= Beginning of Section =

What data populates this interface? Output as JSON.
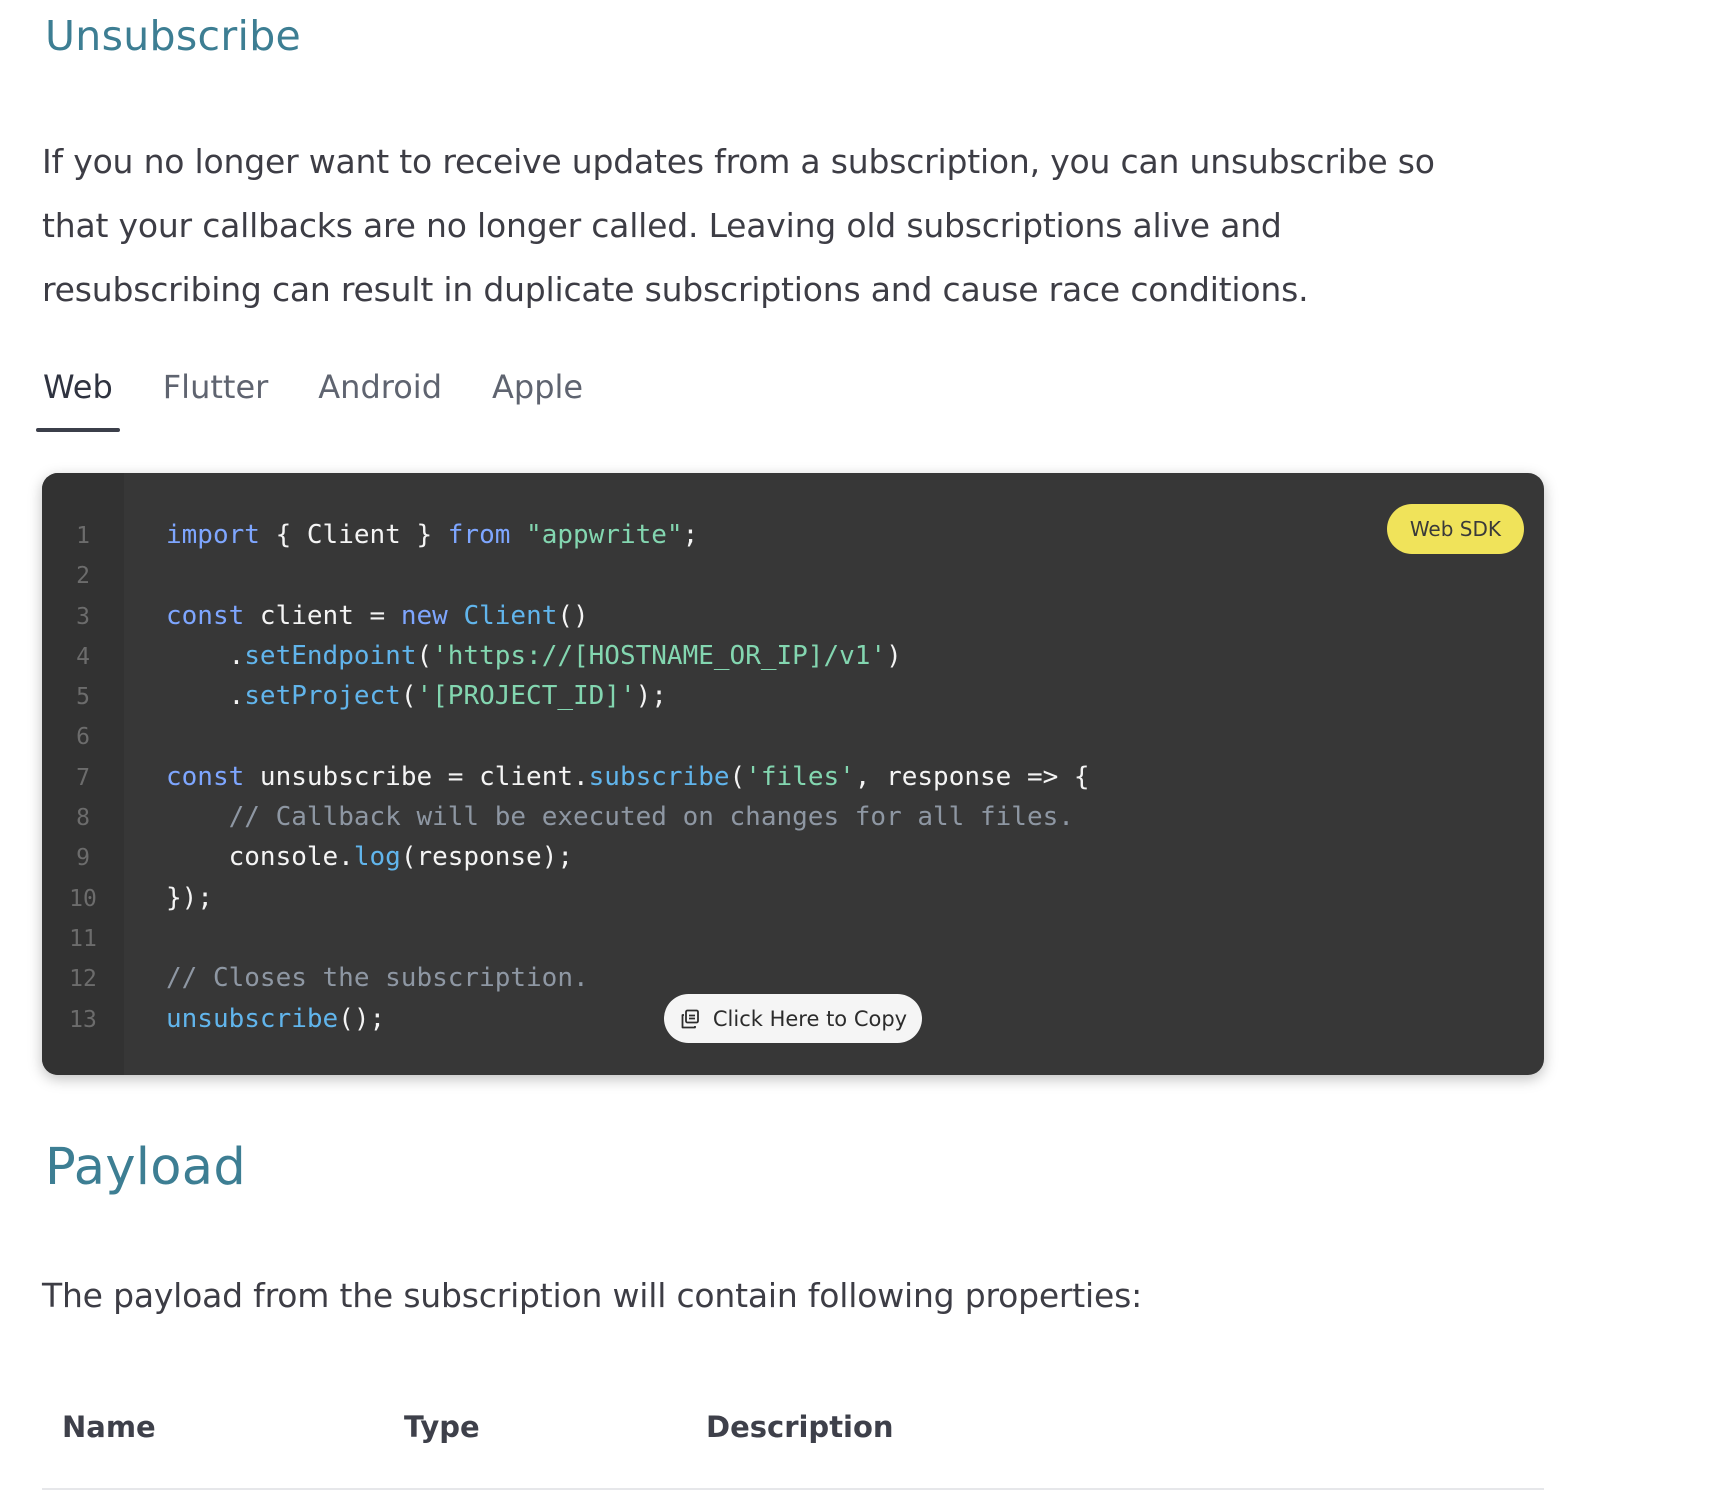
{
  "sections": {
    "unsubscribe_title": "Unsubscribe",
    "unsubscribe_text": "If you no longer want to receive updates from a subscription, you can unsubscribe so that your callbacks are no longer called. Leaving old subscriptions alive and resubscribing can result in duplicate subscriptions and cause race conditions.",
    "payload_title": "Payload",
    "payload_text": "The payload from the subscription will contain following properties:"
  },
  "tabs": [
    {
      "label": "Web",
      "active": true
    },
    {
      "label": "Flutter",
      "active": false
    },
    {
      "label": "Android",
      "active": false
    },
    {
      "label": "Apple",
      "active": false
    }
  ],
  "code": {
    "badge": "Web SDK",
    "copy_label": "Click Here to Copy",
    "copy_icon": "copy-icon",
    "lines": [
      {
        "n": "1",
        "tokens": [
          [
            "kw",
            "import"
          ],
          [
            "p",
            " { Client } "
          ],
          [
            "kw",
            "from"
          ],
          [
            "p",
            " "
          ],
          [
            "str",
            "\"appwrite\""
          ],
          [
            "p",
            ";"
          ]
        ]
      },
      {
        "n": "2",
        "tokens": []
      },
      {
        "n": "3",
        "tokens": [
          [
            "kw",
            "const"
          ],
          [
            "p",
            " client = "
          ],
          [
            "kw",
            "new"
          ],
          [
            "p",
            " "
          ],
          [
            "fn",
            "Client"
          ],
          [
            "p",
            "()"
          ]
        ]
      },
      {
        "n": "4",
        "tokens": [
          [
            "p",
            "    ."
          ],
          [
            "fn",
            "setEndpoint"
          ],
          [
            "p",
            "("
          ],
          [
            "str",
            "'https://[HOSTNAME_OR_IP]/v1'"
          ],
          [
            "p",
            ")"
          ]
        ]
      },
      {
        "n": "5",
        "tokens": [
          [
            "p",
            "    ."
          ],
          [
            "fn",
            "setProject"
          ],
          [
            "p",
            "("
          ],
          [
            "str",
            "'[PROJECT_ID]'"
          ],
          [
            "p",
            ");"
          ]
        ]
      },
      {
        "n": "6",
        "tokens": []
      },
      {
        "n": "7",
        "tokens": [
          [
            "kw",
            "const"
          ],
          [
            "p",
            " unsubscribe = client."
          ],
          [
            "fn",
            "subscribe"
          ],
          [
            "p",
            "("
          ],
          [
            "str",
            "'files'"
          ],
          [
            "p",
            ", response => {"
          ]
        ]
      },
      {
        "n": "8",
        "tokens": [
          [
            "p",
            "    "
          ],
          [
            "cm",
            "// Callback will be executed on changes for all files."
          ]
        ]
      },
      {
        "n": "9",
        "tokens": [
          [
            "p",
            "    console."
          ],
          [
            "fn",
            "log"
          ],
          [
            "p",
            "(response);"
          ]
        ]
      },
      {
        "n": "10",
        "tokens": [
          [
            "p",
            "});"
          ]
        ]
      },
      {
        "n": "11",
        "tokens": []
      },
      {
        "n": "12",
        "tokens": [
          [
            "cm",
            "// Closes the subscription."
          ]
        ]
      },
      {
        "n": "13",
        "tokens": [
          [
            "fn",
            "unsubscribe"
          ],
          [
            "p",
            "();"
          ]
        ]
      }
    ]
  },
  "table": {
    "headers": {
      "name": "Name",
      "type": "Type",
      "description": "Description"
    }
  }
}
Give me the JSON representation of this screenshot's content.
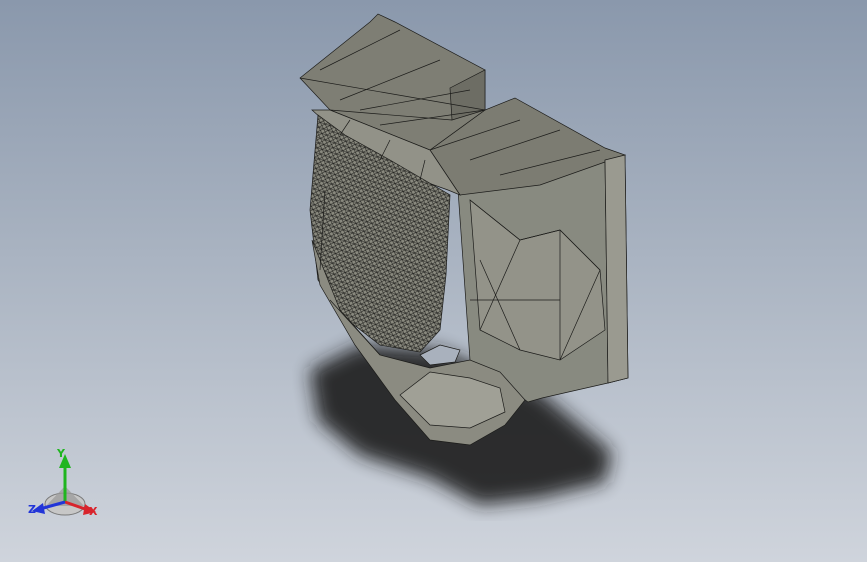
{
  "viewport": {
    "background_top": "#8a98ac",
    "background_bottom": "#cfd4dc"
  },
  "model": {
    "icon": "tessellated-mesh-part",
    "face_color": "#85857a",
    "edge_color": "#1c1c1a",
    "shadow_color": "#1a1a1a"
  },
  "triad": {
    "icon": "coordinate-triad-icon",
    "x_label": "X",
    "y_label": "Y",
    "z_label": "Z",
    "x_color": "#d8242c",
    "y_color": "#1fb51f",
    "z_color": "#2235d8"
  }
}
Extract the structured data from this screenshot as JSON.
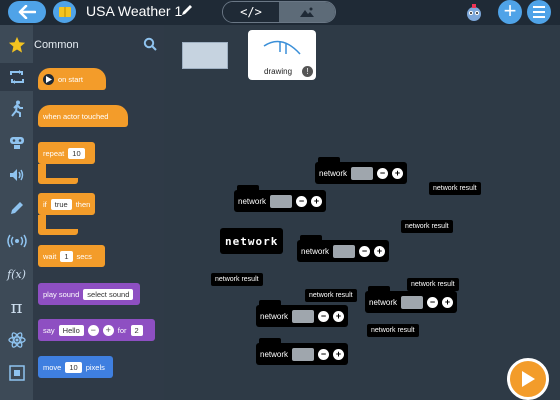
{
  "header": {
    "project_title": "USA Weather 1",
    "code_toggle_label": "</>"
  },
  "palette": {
    "category_title": "Common",
    "blocks": {
      "on_start": "on start",
      "when_touched": "when actor touched",
      "repeat_label": "repeat",
      "repeat_value": "10",
      "if_label": "if",
      "if_value": "true",
      "if_then": "then",
      "wait_label": "wait",
      "wait_value": "1",
      "wait_unit": "secs",
      "play_sound_label": "play sound",
      "play_sound_value": "select sound",
      "say_label": "say",
      "say_value": "Hello",
      "say_for": "for",
      "say_secs": "2",
      "move_label": "move",
      "move_value": "10",
      "move_unit": "pixels"
    }
  },
  "canvas": {
    "sprite_name": "drawing",
    "network_label": "network",
    "network_result": "network result",
    "network_stylized": "network"
  },
  "colors": {
    "accent": "#4fa3e8",
    "orange": "#f39c2a",
    "purple": "#8e4fc2",
    "blue": "#3f7fe0"
  }
}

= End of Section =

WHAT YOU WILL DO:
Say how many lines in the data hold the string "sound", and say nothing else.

WRITTEN RESPONSE:
2